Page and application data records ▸
● ● ● ●

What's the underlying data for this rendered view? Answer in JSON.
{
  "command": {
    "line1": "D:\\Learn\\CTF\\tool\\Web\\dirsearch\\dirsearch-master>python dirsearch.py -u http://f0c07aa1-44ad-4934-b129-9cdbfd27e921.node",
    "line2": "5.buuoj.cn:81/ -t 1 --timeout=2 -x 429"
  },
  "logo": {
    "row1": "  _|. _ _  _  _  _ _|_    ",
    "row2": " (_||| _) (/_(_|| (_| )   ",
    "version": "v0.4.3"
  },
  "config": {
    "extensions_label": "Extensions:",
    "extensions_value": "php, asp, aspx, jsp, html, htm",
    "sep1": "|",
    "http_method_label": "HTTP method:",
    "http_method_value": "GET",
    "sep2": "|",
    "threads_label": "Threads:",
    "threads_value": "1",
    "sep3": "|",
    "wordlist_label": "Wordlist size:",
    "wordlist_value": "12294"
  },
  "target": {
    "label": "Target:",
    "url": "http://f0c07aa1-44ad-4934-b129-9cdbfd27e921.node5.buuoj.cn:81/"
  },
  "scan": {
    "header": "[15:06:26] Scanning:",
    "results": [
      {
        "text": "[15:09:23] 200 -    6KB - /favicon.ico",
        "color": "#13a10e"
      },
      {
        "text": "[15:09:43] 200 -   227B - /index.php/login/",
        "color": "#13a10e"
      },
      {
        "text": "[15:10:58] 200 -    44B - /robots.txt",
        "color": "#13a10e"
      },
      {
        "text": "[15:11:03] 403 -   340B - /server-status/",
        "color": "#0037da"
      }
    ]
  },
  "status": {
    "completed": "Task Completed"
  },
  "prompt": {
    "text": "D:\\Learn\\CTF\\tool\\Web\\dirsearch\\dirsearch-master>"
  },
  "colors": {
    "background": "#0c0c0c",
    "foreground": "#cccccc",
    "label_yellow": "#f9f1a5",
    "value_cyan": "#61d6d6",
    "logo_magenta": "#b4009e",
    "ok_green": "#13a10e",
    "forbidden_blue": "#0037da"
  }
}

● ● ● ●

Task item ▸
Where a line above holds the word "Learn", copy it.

Expected output ▸
    "line1": "D:\\Learn\\CTF\\tool\\Web\\dirsearch\\dirsearch-master>python dirsearch.py -u http://f0c07aa1-44ad-4934-b129-9cdbfd27e921.node",
    "text": "D:\\Learn\\CTF\\tool\\Web\\dirsearch\\dirsearch-master>"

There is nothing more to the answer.